You may have heard the words autism, Asperger’s syndrome, ASD, high functioning autism, autism spectrum condition/disorder and not been quite sure what it meant.
You may be reading this page because you, your child or someone you know has been diagnosed with autism in any of the guises mentioned above. Below you will find information on what that really means, some tips on how to cope with it and what to do next. If you want more information on related disorders, this page might help.
Autism is a disability/condition affecting three main areas:
- difficulty with social interaction
- difficulty with social communication
- difficulty with social imagination or inflexibility of thought
This is referred to as the triad of impairments. There can also be a wide range of additional problems such as sensory differences, fears and anxieties, attention and organisation and coordination.
Often people with autism are referred to as being on the spectrum. The word “spectrum” is used because while all people with autism share three main areas of difficulty, their condition will affect them in very different ways.
Difficulty with Social Interaction
- Difficulty with social interaction can mean any of the following:
- Poor eye contact
- Unable to read body language
- Misreading facial expressions e.g. if someone is crying with laughter they may assume they are sad because there are tears
- Inappropriate laughing/giggling in the wrong situation
- Not understanding ‘personal space’. They might stand too close to someone when talking or they might need more personal space than you do
- Not appreciating the purpose of conversation and small talk
Difficulty with Communication
Difficulty with communication can mean any of the following:
- Some people may have limited, if any, expressive language, others may use words advanced for their age
- Difficulties processing instructions and complex sentences
- Often takes things literally e.g. difficulties understanding idioms like “not enough room to swing a cat”
- Echolalia – may repeat back what you are saying to them or repeat dialogue from a favourite film or TV show
Difficulty with Social Imagination or Inflexibility of Thought
Difficulty with social imagination or inflexibility of thought can mean any of the following:
- May have an obsessive attachment to objects
- Preoccupation with specific topic or interests that dominate their thoughts
- Unable to appreciate that someone has thoughts, feelings, responsibilities
- Dislikes changes in routine or uncertainty
- Has a particular way of doing things and will strive to ensure its always done that way
It is now recognised that many people on the autistic spectrum have sensory processing difficulties
What is Sensory Processing?
When we receive sensory information about smells, noises and touch we process and organise this information so that we feel comfortable and secure and are then able to respond appropriately. If a person has sensory processing difficulties they are not able to do this and it will affect them in a number of ways:

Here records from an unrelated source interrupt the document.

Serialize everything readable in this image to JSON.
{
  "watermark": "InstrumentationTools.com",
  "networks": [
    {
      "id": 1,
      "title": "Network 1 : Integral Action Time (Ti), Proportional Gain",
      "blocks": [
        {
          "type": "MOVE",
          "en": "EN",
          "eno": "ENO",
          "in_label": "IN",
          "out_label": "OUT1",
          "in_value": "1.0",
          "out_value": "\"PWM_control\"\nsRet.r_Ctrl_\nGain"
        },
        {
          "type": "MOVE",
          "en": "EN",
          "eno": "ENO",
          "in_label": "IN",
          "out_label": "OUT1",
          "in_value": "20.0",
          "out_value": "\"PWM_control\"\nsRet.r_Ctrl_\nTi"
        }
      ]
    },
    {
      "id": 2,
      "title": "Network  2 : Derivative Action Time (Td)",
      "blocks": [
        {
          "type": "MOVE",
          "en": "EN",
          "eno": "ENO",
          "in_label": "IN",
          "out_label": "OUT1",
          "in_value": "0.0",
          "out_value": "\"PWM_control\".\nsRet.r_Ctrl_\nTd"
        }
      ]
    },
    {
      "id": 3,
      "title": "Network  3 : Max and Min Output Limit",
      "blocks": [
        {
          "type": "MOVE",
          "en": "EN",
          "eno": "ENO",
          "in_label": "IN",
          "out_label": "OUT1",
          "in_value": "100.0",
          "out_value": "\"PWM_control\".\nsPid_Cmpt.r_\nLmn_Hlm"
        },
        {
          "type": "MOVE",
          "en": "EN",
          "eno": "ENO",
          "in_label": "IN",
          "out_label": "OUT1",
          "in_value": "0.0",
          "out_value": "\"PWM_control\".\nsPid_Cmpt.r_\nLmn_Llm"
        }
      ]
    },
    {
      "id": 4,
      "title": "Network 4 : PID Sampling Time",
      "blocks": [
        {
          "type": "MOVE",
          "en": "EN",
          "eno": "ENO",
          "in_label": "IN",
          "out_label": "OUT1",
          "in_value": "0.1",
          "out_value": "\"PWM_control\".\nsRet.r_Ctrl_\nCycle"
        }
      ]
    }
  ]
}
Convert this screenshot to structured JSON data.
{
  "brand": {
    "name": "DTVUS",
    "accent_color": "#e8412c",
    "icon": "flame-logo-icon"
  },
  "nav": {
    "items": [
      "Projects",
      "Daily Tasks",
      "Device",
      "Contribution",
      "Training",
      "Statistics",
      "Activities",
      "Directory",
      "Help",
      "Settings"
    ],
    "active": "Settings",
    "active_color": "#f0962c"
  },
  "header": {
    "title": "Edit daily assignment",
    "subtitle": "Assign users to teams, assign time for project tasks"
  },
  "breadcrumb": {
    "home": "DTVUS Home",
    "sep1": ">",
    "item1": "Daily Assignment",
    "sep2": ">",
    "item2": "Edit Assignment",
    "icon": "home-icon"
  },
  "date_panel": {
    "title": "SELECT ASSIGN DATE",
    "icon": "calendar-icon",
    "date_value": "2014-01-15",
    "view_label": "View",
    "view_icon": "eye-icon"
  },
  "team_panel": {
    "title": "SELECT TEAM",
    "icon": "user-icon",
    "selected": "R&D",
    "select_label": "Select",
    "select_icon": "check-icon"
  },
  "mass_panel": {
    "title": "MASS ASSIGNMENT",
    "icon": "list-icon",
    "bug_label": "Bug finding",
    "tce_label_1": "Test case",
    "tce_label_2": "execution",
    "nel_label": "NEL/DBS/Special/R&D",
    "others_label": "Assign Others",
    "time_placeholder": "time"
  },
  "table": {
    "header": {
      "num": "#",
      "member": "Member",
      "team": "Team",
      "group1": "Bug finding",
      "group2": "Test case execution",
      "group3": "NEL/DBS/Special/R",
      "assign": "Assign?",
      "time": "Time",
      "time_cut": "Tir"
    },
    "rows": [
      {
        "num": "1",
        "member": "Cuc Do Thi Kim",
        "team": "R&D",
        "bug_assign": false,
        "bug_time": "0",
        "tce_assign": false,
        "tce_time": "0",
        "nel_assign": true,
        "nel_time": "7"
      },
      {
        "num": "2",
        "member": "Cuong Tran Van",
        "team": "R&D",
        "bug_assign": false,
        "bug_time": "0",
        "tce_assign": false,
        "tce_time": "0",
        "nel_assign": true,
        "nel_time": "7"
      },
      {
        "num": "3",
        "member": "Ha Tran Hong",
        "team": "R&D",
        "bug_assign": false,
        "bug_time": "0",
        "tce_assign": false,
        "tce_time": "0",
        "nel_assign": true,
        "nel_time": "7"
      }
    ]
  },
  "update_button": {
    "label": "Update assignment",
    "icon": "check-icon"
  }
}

- Difficulty with movement due to poor balance skills
- Struggle with dressing independently, especially with fastenings
- Very sensitive to light

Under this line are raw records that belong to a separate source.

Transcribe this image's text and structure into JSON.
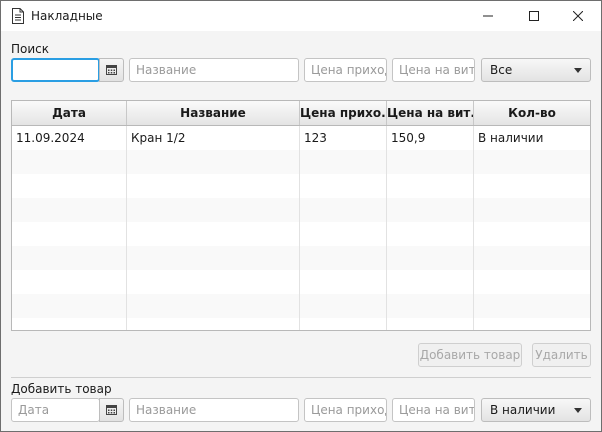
{
  "window": {
    "title": "Накладные",
    "icon": "document-icon"
  },
  "search": {
    "label": "Поиск",
    "date_value": "",
    "name_placeholder": "Название",
    "price_in_placeholder": "Цена прихода",
    "price_shelf_placeholder": "Цена на витрине",
    "filter_selected": "Все"
  },
  "table": {
    "columns": [
      "Дата",
      "Название",
      "Цена прихо...",
      "Цена на вит...",
      "Кол-во"
    ],
    "rows": [
      {
        "date": "11.09.2024",
        "name": "Кран 1/2",
        "price_in": "123",
        "price_shelf": "150,9",
        "qty": "В наличии"
      }
    ]
  },
  "actions": {
    "add_label": "Добавить товар",
    "delete_label": "Удалить"
  },
  "add_form": {
    "label": "Добавить товар",
    "date_placeholder": "Дата",
    "name_placeholder": "Название",
    "price_in_placeholder": "Цена прихода",
    "price_shelf_placeholder": "Цена на витрине",
    "status_selected": "В наличии"
  },
  "colors": {
    "focus_border": "#2a9ee3"
  }
}
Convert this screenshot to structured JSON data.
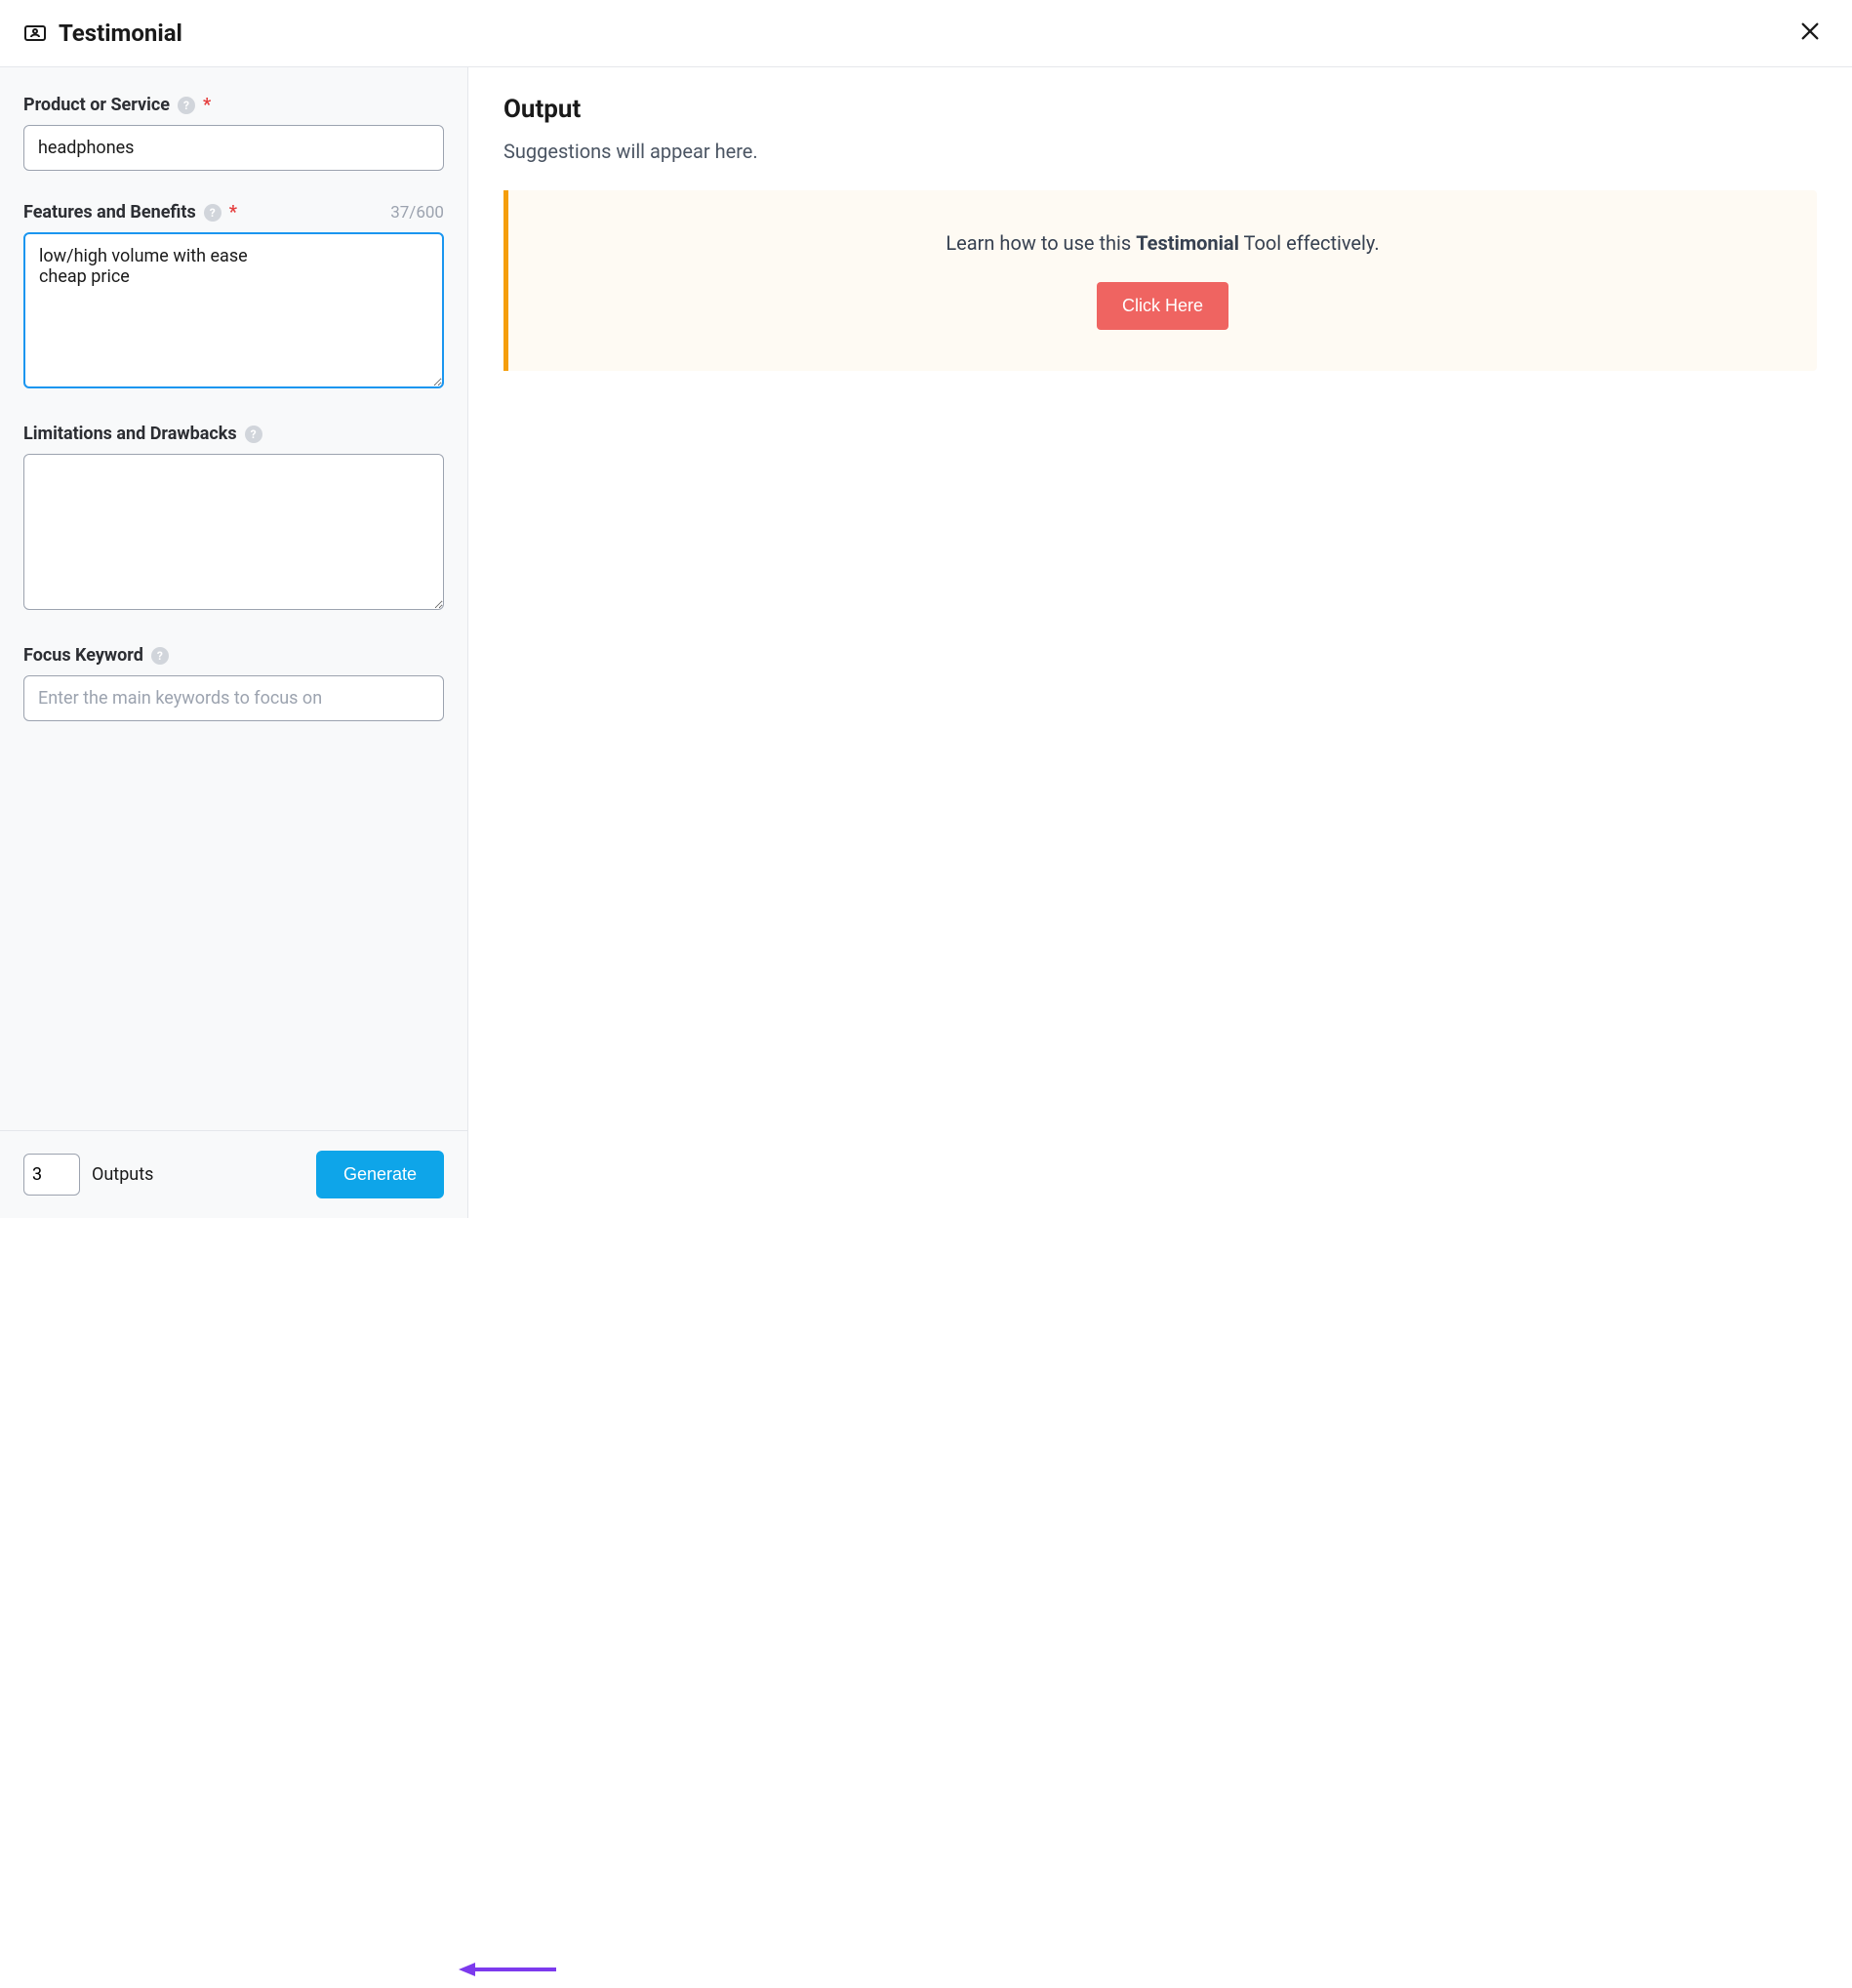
{
  "header": {
    "title": "Testimonial"
  },
  "form": {
    "product": {
      "label": "Product or Service",
      "value": "headphones"
    },
    "features": {
      "label": "Features and Benefits",
      "counter": "37/600",
      "value": "low/high volume with ease\ncheap price"
    },
    "limitations": {
      "label": "Limitations and Drawbacks",
      "value": ""
    },
    "focus": {
      "label": "Focus Keyword",
      "placeholder": "Enter the main keywords to focus on",
      "value": ""
    }
  },
  "footer": {
    "outputs_value": "3",
    "outputs_label": "Outputs",
    "generate_label": "Generate"
  },
  "output": {
    "title": "Output",
    "subtitle": "Suggestions will appear here.",
    "callout_prefix": "Learn how to use this ",
    "callout_bold": "Testimonial",
    "callout_suffix": " Tool effectively.",
    "callout_button": "Click Here"
  }
}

- Become upset by loud or unexpected noises
- Seem clumsy and drop things a lot
- May avoid touch or contact – it can be particularly painful to be touched gently, the pressure of a big ‘bear’ hug may feel good though
- May struggle to wear socks (because they feel the seam too acutely) or wear a particular t-shirt (because the tag is too itchy) or they don’t like particular towels because they are too rough
- Find different food textures difficult to cope with and have a limited diet0 (“picky” eater)
- Can’t focus in busy environments
- Unable to tolerate strong smells or perfume
These are just a few examples of potential everyday sensory issues
Understanding a person with Autism
People with autism share the common difficulty in making sense of the world in the way other people do. The degree to which individuals are affected varies widely but all will have deficiencies in the triad of impairments. These understandably lead to difficulties in everyday life and can lead to extremes of behaviour, which can be disruptive and isolating to all concerned. Autism can occur alongside other problems and learning difficulties are common.
How can we help people with Autism?
Specialist education and structured support can really make a difference to an individual with autism. Total understanding of the condition by all those involved in their care is paramount in helping them to develop their social and communication skills and ultimately achieve a better quality of life. For more information and advice please contact our information, advice and guidance service
What is autism? (External link to NAS)
What is ADHD? (External link to ADHD Matters)
Diagnosis and the future